Laguna Seca, USA
The World Superbike calendar has been reduced to 13 events. The Russian round of WSBK, scheduled to be held at the Moscow Raceway on 5th July has been canceled, after the event organizer, YMS Promotion, failed to provide the contract guarantees required by the contract. As a further consequence, the Yakhnich Motorsport Team have also lost their slot on the 2015 World Supersport grid, which was tied in with the Russian round.
The cancellation of the Russian round did not come as a surprise. The Russian WSBK round is a legacy of the last years of Infront running the series. Infront and YMS signed a ten-year deal to organize a World Superbike round in Russia, but continuing political instability in Russia, tensions between Europe and Russia over Ukraine, and murky regional politics have made it impossible to stage a race there. The round was placed on the calendar automatically, because of the existing contract, but it was never expected to actually take place.
The Russian round of World Superbikes will not be replaced. Instead, the series will run 13 rounds in 2015. Below is the press release and updated 2015 WSBK calendar.
2015 WSBK Calendar update
FIM Superbike & Supersport World Championships
FIM Superstock 1000 cc Cup
2015 calendar, 11 February
The FIM have finally released the provisional calendar for the World Superbike series for next year. The 2015 season will see WSBK travel to 14 rounds, returning to all of the venues which hosted races in 2014, and two more overseas rounds added, in Russia and Thailand.

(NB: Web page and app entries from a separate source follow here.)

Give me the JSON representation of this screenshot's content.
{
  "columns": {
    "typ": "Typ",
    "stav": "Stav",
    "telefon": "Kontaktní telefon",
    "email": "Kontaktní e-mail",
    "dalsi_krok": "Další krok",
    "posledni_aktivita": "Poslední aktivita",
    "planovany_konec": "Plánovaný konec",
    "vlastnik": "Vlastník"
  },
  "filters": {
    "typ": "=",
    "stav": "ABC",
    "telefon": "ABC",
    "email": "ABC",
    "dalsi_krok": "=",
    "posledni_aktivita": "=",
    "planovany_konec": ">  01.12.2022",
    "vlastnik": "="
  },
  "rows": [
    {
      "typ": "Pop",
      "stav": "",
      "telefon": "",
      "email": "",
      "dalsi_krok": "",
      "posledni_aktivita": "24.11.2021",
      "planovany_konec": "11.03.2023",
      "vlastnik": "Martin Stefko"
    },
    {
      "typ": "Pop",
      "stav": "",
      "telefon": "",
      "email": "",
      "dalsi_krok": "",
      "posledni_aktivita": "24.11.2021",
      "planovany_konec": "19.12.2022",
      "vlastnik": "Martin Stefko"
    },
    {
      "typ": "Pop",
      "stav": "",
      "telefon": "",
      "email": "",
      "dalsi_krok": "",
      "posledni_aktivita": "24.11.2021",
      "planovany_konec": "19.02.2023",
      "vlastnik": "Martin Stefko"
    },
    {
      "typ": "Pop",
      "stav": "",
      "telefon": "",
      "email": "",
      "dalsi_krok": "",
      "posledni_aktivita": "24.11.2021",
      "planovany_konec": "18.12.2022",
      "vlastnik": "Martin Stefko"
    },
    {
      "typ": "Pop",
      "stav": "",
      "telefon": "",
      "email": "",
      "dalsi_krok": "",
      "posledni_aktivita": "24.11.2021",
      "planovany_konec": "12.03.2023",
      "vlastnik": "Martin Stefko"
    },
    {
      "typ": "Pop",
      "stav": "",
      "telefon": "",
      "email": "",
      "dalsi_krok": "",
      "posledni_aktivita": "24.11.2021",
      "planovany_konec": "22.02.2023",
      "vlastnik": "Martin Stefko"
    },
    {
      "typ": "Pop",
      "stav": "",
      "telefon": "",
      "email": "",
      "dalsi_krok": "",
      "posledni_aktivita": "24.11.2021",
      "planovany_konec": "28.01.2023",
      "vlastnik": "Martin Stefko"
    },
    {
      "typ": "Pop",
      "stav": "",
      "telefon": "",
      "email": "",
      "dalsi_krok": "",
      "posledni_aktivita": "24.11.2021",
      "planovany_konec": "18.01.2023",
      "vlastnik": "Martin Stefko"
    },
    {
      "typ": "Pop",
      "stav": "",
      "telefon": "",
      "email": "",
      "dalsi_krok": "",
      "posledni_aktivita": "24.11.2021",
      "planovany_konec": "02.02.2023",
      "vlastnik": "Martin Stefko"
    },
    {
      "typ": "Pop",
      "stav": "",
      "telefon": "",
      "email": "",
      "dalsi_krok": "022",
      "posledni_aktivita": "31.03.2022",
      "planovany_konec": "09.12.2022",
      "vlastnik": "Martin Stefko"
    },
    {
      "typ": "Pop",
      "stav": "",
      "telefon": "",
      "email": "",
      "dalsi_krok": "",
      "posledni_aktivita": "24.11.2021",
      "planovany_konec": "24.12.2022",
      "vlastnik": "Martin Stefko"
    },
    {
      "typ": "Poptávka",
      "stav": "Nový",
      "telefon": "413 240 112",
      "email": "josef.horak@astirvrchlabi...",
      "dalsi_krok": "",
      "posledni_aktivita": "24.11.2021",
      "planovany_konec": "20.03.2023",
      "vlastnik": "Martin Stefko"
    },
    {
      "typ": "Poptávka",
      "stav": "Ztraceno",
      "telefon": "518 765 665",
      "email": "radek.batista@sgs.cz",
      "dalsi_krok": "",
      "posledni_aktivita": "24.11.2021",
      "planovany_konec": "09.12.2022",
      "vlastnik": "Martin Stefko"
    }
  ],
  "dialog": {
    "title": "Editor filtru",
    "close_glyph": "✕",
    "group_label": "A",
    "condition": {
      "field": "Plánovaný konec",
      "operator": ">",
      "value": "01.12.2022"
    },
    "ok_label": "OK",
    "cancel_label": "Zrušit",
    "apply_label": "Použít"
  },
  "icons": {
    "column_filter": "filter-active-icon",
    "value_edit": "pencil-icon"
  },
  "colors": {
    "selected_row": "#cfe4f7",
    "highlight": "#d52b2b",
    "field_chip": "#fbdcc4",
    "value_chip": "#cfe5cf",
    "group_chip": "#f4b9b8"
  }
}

The chances of this being the definitive calendar appear to be slim. Three rounds are marked as still subject to contract: Portimao, Moscow and Qatar. Both Portimao and Qatar look likely to go ahead, but whether WSBK will actually return to Moscow remains to be seen. The 2014 round was canceled due to the political instability in the Russian Federation and the overflow of conflict in Ukraine, which affected various partners of the series. The political situation has only deteriorated since then, with the EU and US imposing sanctions on Russia, making the race there almost impossible. The teams and riders will be hoping for the round to be canceled: the race was a logistical nightmare to get equipment to and from, and for both the fans and riders to attend and find accommodation for.
Press releases from the World Superbike teams and series organizer after Sunday's incident-packed races at Laguna Seca:
Race two at Laguna Seca would be started without two riders, and with the red flags brought out the grids for restarts would be further reduced.
As the riders relaxed on the grid before the race, Eugene Laverty's Suzuki had the tank off and the throttle bodies on a towel on the tarmac as his engineers hurried to fix a problem. The 21°C Californian sun ensured that anyone who would start would do so on a hot dry track.
Press releases from the series organizer and World Superbike teams after Saturday's qualfying at Laguna Seca:
Qualifying at Laguna Seca was in unsurprisingly glorious Californian weather, with the dry lake bowl providing the usual entertainment, in spite of there being no long straights on the short, but exceedingly popular, track. With the Corkscrew getting the column inches, the last turn, the first gear turn 11, is the one that catches most people out, and it caught a rider out in Superpole Two.
Unlike the usual schedule, with limited pit space causing the absence of World Supersport and requiring all manner of logistical shifts, all three timed qualifying sessions took place on the Friday, with the entries to Superpole decided yesterday.
Tom Sykes puts himself at the top of the most likely to get pole position with a blistering 1'23.097 ahead of the Ducatis of Davide Giugliano and Chaz Davies. On a track where outright top speed and power aren't necessary to do well, as can be seen by the top speeds below, Sykes still shows that on a single lap, he's at the top of the pile.
Chaz Davies heads to Superpole with the fastest time of the day, beating the Aprilias of Sylvain Guintoli and Marco Melandri. Tom Sykes has to rely on his time from the second session for provisional fourth, while Toni Elias's time from the first session qualifies him for Superpole Two, knocking Loris Baz down to Superpole One where he will be one of the favourites to be promoted to the second session.
Tom Sykes set the quickest time ahead of Chaz Davies, much like the results of race one last year. Marco Melandri, third quickest today, was fourth behind Eugene Laverty in that race.
Sylvain Guintoli sets the only 1'23 lap of the session but has still got 1.2 seconds before he matches his own best time, the outright lap record of 1'22.683, set in 2013. Tom Sykes and Marco Melandri are within three tenths of a second.